ALBUQUERQUE, N.M. — Grammy-winning violinist Augustin Hadelich began playing the Mendelssohn Violin Concerto when he was 9 years oid.
The Italian-born musician says that early start doesn’t make it any easier.
Hadelich will perform the piece regarded as one of the greatest of its kind at Santa Fe’s Lensic Performing Arts Center on New Year’s Eve with the Performance Santa Fe Orchestra.
Written in 1844, the concerto has developed a reputation as an essential piece for all aspiring concert violinists to master, and is usually one of the first Romantic-era concertos they learn.
“This has always been one of the most popular and beloved violin concertos and one of the most played pieces on the violin,” Hadelich said in a telephone interview from his New York home. “I’ve always loved the piece.
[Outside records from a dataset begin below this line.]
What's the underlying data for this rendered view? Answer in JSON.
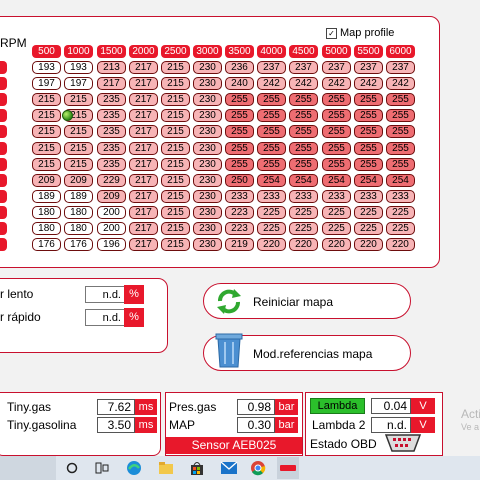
{
  "map": {
    "rpm_label": "RPM",
    "map_profile_label": "Map profile",
    "map_profile_checked": true,
    "rpm_headers": [
      "500",
      "1000",
      "1500",
      "2000",
      "2500",
      "3000",
      "3500",
      "4000",
      "4500",
      "5000",
      "5500",
      "6000"
    ],
    "rows": [
      [
        "193",
        "193",
        "213",
        "217",
        "215",
        "230",
        "236",
        "237",
        "237",
        "237",
        "237",
        "237"
      ],
      [
        "197",
        "197",
        "217",
        "217",
        "215",
        "230",
        "240",
        "242",
        "242",
        "242",
        "242",
        "242"
      ],
      [
        "215",
        "215",
        "235",
        "217",
        "215",
        "230",
        "255",
        "255",
        "255",
        "255",
        "255",
        "255"
      ],
      [
        "215",
        "215",
        "235",
        "217",
        "215",
        "230",
        "255",
        "255",
        "255",
        "255",
        "255",
        "255"
      ],
      [
        "215",
        "215",
        "235",
        "217",
        "215",
        "230",
        "255",
        "255",
        "255",
        "255",
        "255",
        "255"
      ],
      [
        "215",
        "215",
        "235",
        "217",
        "215",
        "230",
        "255",
        "255",
        "255",
        "255",
        "255",
        "255"
      ],
      [
        "215",
        "215",
        "235",
        "217",
        "215",
        "230",
        "255",
        "255",
        "255",
        "255",
        "255",
        "255"
      ],
      [
        "209",
        "209",
        "229",
        "217",
        "215",
        "230",
        "250",
        "254",
        "254",
        "254",
        "254",
        "254"
      ],
      [
        "189",
        "189",
        "209",
        "217",
        "215",
        "230",
        "233",
        "233",
        "233",
        "233",
        "233",
        "233"
      ],
      [
        "180",
        "180",
        "200",
        "217",
        "215",
        "230",
        "223",
        "225",
        "225",
        "225",
        "225",
        "225"
      ],
      [
        "180",
        "180",
        "200",
        "217",
        "215",
        "230",
        "223",
        "225",
        "225",
        "225",
        "225",
        "225"
      ],
      [
        "176",
        "176",
        "196",
        "217",
        "215",
        "230",
        "219",
        "220",
        "220",
        "220",
        "220",
        "220"
      ]
    ],
    "row_colors": [
      [
        "w",
        "w",
        "p",
        "p",
        "p",
        "p",
        "p",
        "p",
        "p",
        "p",
        "p",
        "p"
      ],
      [
        "w",
        "w",
        "p",
        "p",
        "p",
        "p",
        "p",
        "p",
        "p",
        "p",
        "p",
        "p"
      ],
      [
        "p",
        "p",
        "p",
        "p",
        "p",
        "p",
        "r",
        "r",
        "r",
        "r",
        "r",
        "r"
      ],
      [
        "p",
        "p",
        "p",
        "p",
        "p",
        "p",
        "r",
        "r",
        "r",
        "r",
        "r",
        "r"
      ],
      [
        "p",
        "p",
        "p",
        "p",
        "p",
        "p",
        "r",
        "r",
        "r",
        "r",
        "r",
        "r"
      ],
      [
        "p",
        "p",
        "p",
        "p",
        "p",
        "p",
        "r",
        "r",
        "r",
        "r",
        "r",
        "r"
      ],
      [
        "p",
        "p",
        "p",
        "p",
        "p",
        "p",
        "r",
        "r",
        "r",
        "r",
        "r",
        "r"
      ],
      [
        "p",
        "p",
        "p",
        "p",
        "p",
        "p",
        "r",
        "r",
        "r",
        "r",
        "r",
        "r"
      ],
      [
        "w",
        "w",
        "p",
        "p",
        "p",
        "p",
        "p",
        "p",
        "p",
        "p",
        "p",
        "p"
      ],
      [
        "w",
        "w",
        "w",
        "p",
        "p",
        "p",
        "p",
        "p",
        "p",
        "p",
        "p",
        "p"
      ],
      [
        "w",
        "w",
        "w",
        "p",
        "p",
        "p",
        "p",
        "p",
        "p",
        "p",
        "p",
        "p"
      ],
      [
        "w",
        "w",
        "w",
        "p",
        "p",
        "p",
        "p",
        "p",
        "p",
        "p",
        "p",
        "p"
      ]
    ]
  },
  "injectors": {
    "slow_label": "r lento",
    "slow_value": "n.d.",
    "slow_unit": "%",
    "fast_label": "r rápido",
    "fast_value": "n.d.",
    "fast_unit": "%"
  },
  "actions": {
    "reset_label": "Reiniciar mapa",
    "reset_icon": "refresh-arrows-icon",
    "modref_label": "Mod.referencias mapa",
    "modref_icon": "trash-bin-icon"
  },
  "readouts": {
    "tiny_gas_label": "Tiny.gas",
    "tiny_gas_value": "7.62",
    "tiny_gas_unit": "ms",
    "tiny_gasolina_label": "Tiny.gasolina",
    "tiny_gasolina_value": "3.50",
    "tiny_gasolina_unit": "ms",
    "pres_gas_label": "Pres.gas",
    "pres_gas_value": "0.98",
    "pres_gas_unit": "bar",
    "map_label": "MAP",
    "map_value": "0.30",
    "map_unit": "bar",
    "sensor_label": "Sensor AEB025",
    "lambda_label": "Lambda",
    "lambda_value": "0.04",
    "lambda_unit": "V",
    "lambda2_label": "Lambda 2",
    "lambda2_value": "n.d.",
    "lambda2_unit": "V",
    "obd_label": "Estado OBD"
  },
  "watermark": {
    "line1": "Acti",
    "line2": "Ve a"
  },
  "taskbar": {
    "icons": [
      "start-circle-icon",
      "task-view-icon",
      "edge-browser-icon",
      "file-explorer-icon",
      "store-icon",
      "mail-icon",
      "chrome-icon",
      "app-icon"
    ]
  },
  "colors": {
    "accent": "#e8182b",
    "cell_pink": "#f7b4b6",
    "cell_red": "#ee6d72",
    "lambda_green": "#2bbf2b"
  }
}
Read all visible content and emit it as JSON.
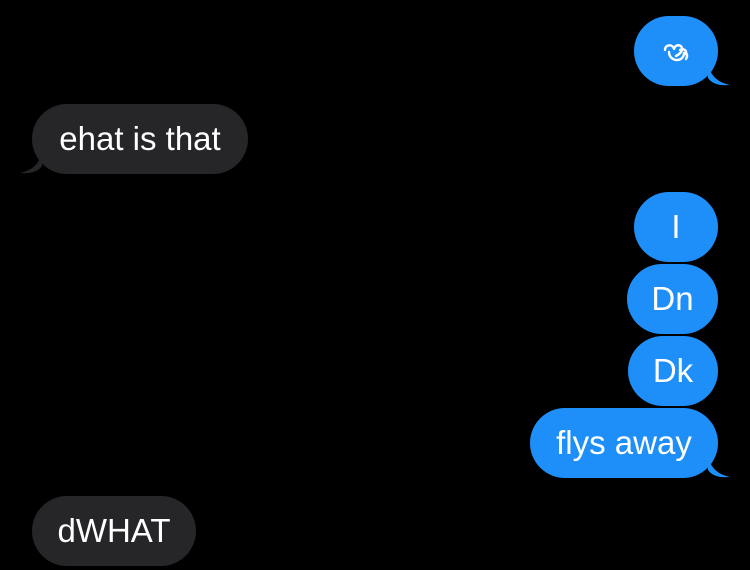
{
  "thread": {
    "messages": [
      {
        "direction": "sent",
        "text": "",
        "icon": "glyph-emoji-icon"
      },
      {
        "direction": "received",
        "text": "ehat is that"
      },
      {
        "direction": "sent",
        "text": "I"
      },
      {
        "direction": "sent",
        "text": "Dn"
      },
      {
        "direction": "sent",
        "text": "Dk"
      },
      {
        "direction": "sent",
        "text": "flys away"
      },
      {
        "direction": "received",
        "text": "dWHAT"
      }
    ]
  },
  "colors": {
    "background": "#000000",
    "sent_bubble": "#1e8ff8",
    "received_bubble": "#262629",
    "text": "#ffffff"
  }
}
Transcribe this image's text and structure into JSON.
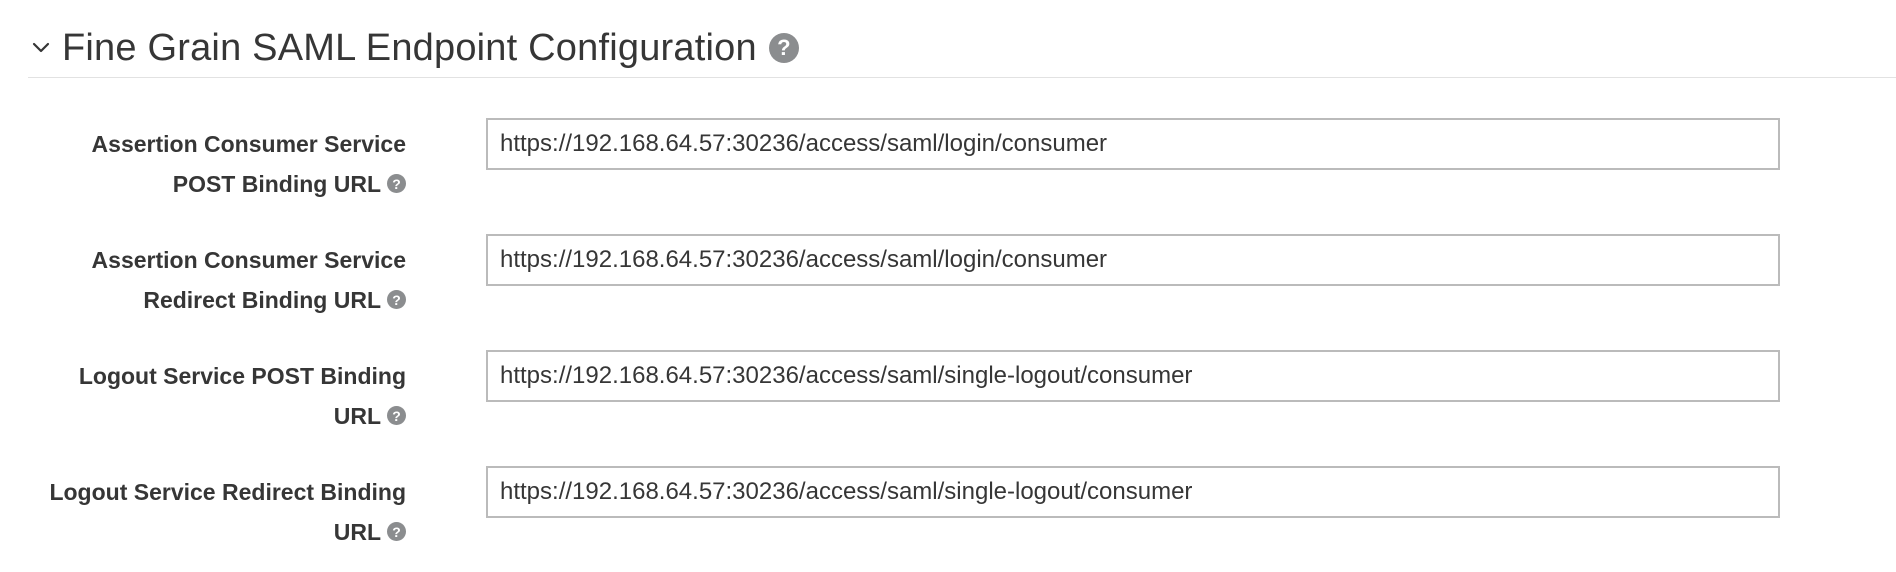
{
  "section": {
    "title": "Fine Grain SAML Endpoint Configuration",
    "chevron_icon": "chevron-down-icon",
    "help_icon": "question-circle-icon"
  },
  "fields": [
    {
      "label_line1": "Assertion Consumer Service",
      "label_line2": "POST Binding URL",
      "value": "https://192.168.64.57:30236/access/saml/login/consumer"
    },
    {
      "label_line1": "Assertion Consumer Service",
      "label_line2": "Redirect Binding URL",
      "value": "https://192.168.64.57:30236/access/saml/login/consumer"
    },
    {
      "label_line1": "Logout Service POST Binding",
      "label_line2": "URL",
      "value": "https://192.168.64.57:30236/access/saml/single-logout/consumer"
    },
    {
      "label_line1": "Logout Service Redirect Binding",
      "label_line2": "URL",
      "value": "https://192.168.64.57:30236/access/saml/single-logout/consumer"
    }
  ],
  "colors": {
    "text": "#363636",
    "border": "#bbbbbb",
    "help_icon": "#8b8d8f",
    "divider": "#e2e2e2"
  }
}
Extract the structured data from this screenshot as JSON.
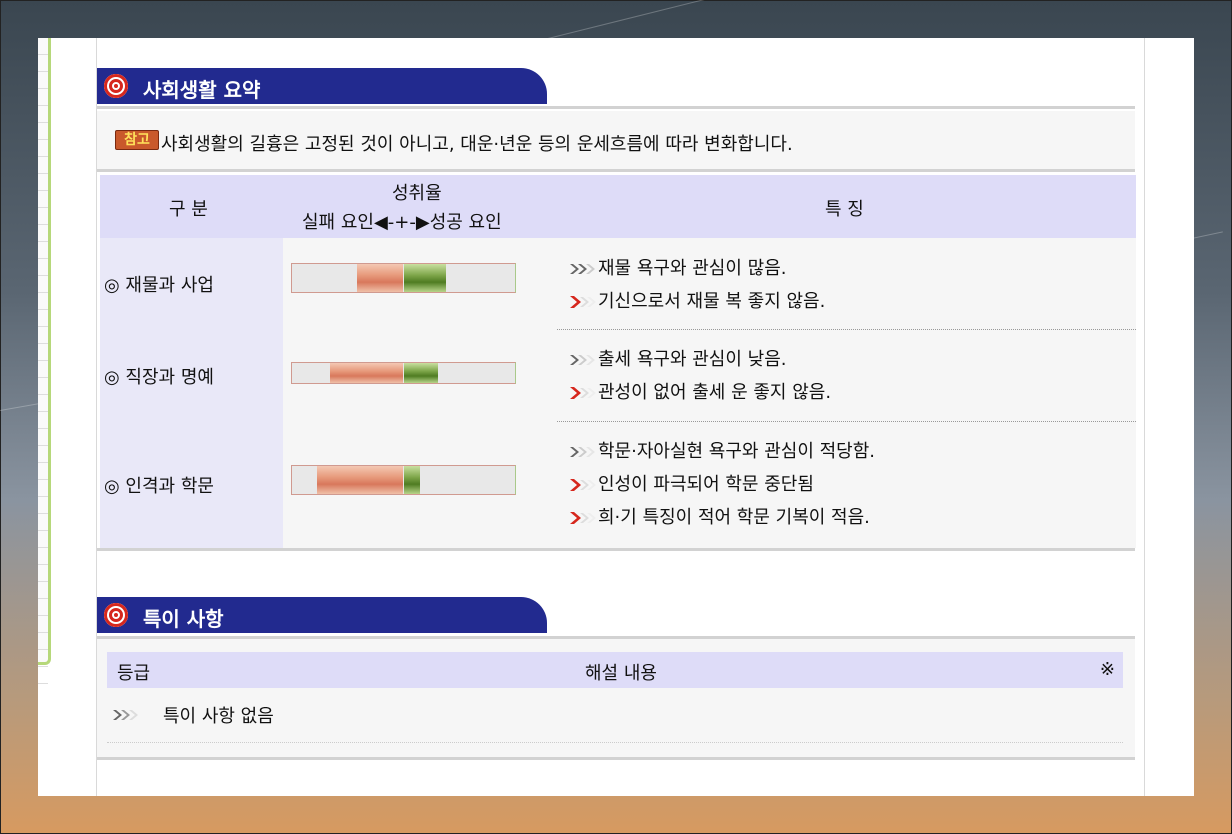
{
  "summary": {
    "title": "사회생활 요약",
    "note_tag": "참고",
    "note_text": "사회생활의 길흉은 고정된 것이 아니고, 대운·년운 등의 운세흐름에 따라 변화합니다.",
    "col_category": "구 분",
    "col_rate_title": "성취율",
    "col_rate_scale": "실패 요인◀-+-▶성공 요인",
    "col_feature": "특 징",
    "rows": [
      {
        "category": "◎ 재물과 사업",
        "failure_pct": 42,
        "success_pct": 38,
        "features": [
          {
            "icon": "gray-double-chevron-icon",
            "text": "재물 욕구와 관심이 많음."
          },
          {
            "icon": "red-chevron-icon",
            "text": "기신으로서 재물 복 좋지 않음."
          }
        ]
      },
      {
        "category": "◎ 직장과 명예",
        "failure_pct": 66,
        "success_pct": 31,
        "features": [
          {
            "icon": "gray-chevron-icon",
            "text": "출세 욕구와 관심이 낮음."
          },
          {
            "icon": "red-chevron-icon",
            "text": "관성이 없어 출세 운 좋지 않음."
          }
        ]
      },
      {
        "category": "◎ 인격과 학문",
        "failure_pct": 78,
        "success_pct": 15,
        "features": [
          {
            "icon": "gray-chevron-icon",
            "text": "학문·자아실현 욕구와 관심이 적당함."
          },
          {
            "icon": "red-chevron-icon",
            "text": "인성이 파극되어 학문 중단됨"
          },
          {
            "icon": "red-chevron-icon",
            "text": "희·기 특징이 적어 학문 기복이 적음."
          }
        ]
      }
    ]
  },
  "special": {
    "title": "특이 사항",
    "col_grade": "등급",
    "col_desc": "해설 내용",
    "col_mark": "※",
    "items": [
      {
        "icon": "gray-double-chevron-icon",
        "text": "특이 사항 없음"
      }
    ]
  },
  "colors": {
    "header_navy": "#222a8f",
    "table_header_lavender": "#dedcf8",
    "failure_salmon": "#d8785c",
    "success_green": "#4f7c22",
    "chevron_red": "#d6271d",
    "sidebar_green": "#b6d87a"
  }
}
“It was very groundbreaking when it was written. He wanted to write a piece that showed the virtuosity of the violinist. It’s an extremely exciting concerto in which there’s different ideas and melodies chasing each other in a wonderful way.”
Hadelich began playing the violin at 5.
“I remember that it was very bad,” he said of those first screeching notes. “At that age, I didn’t think so much about it. I just kept going. When I heard some great violin players for the first time, I realized how good it could sound. Later on, I started playing the piano as well. But the violin was my favorite instrument, because it’s so beautiful and lyrical.”
Hadelich’s career is all the more remarkable because he nearly died in a fire at age 15. The flames devoured the family home and part of him, scorching his face, his abdomen and his bow arm. He didn’t pick up his instrument for six months. At first, he was afraid he had forgotten how to play, but it all came flooding back.
“It was a really difficult time, obviously,” he said. “It was actually surprisingly easy to return.”
After his recovery, Hadelich successfully auditioned for admission to the Juilliard School, studying there from 2004 to 2007. He won first prize at the International Violin Competition in Indianapolis in 2006 and went on to play with the Los Angeles Philharmonic, the National Symphony, the New York Philharmonic, the Chicago Symphony, the Philadelphia Orchestra and the San Francisco Symphony, among others.
He won the 2016 Grammy for Best Classical Instrumental Solo.
Hadelich last performed in New Mexico in Las Cruces about 10 years ago.
“There are some pieces I don’t really get tired of,” he said of the Mendelssohn. “Audiences love it and are very moved by it. I do get tired of practicing it.”
The orchestra also will play Beethoven’s Fifth Symphony, led by conductor Joe Illick.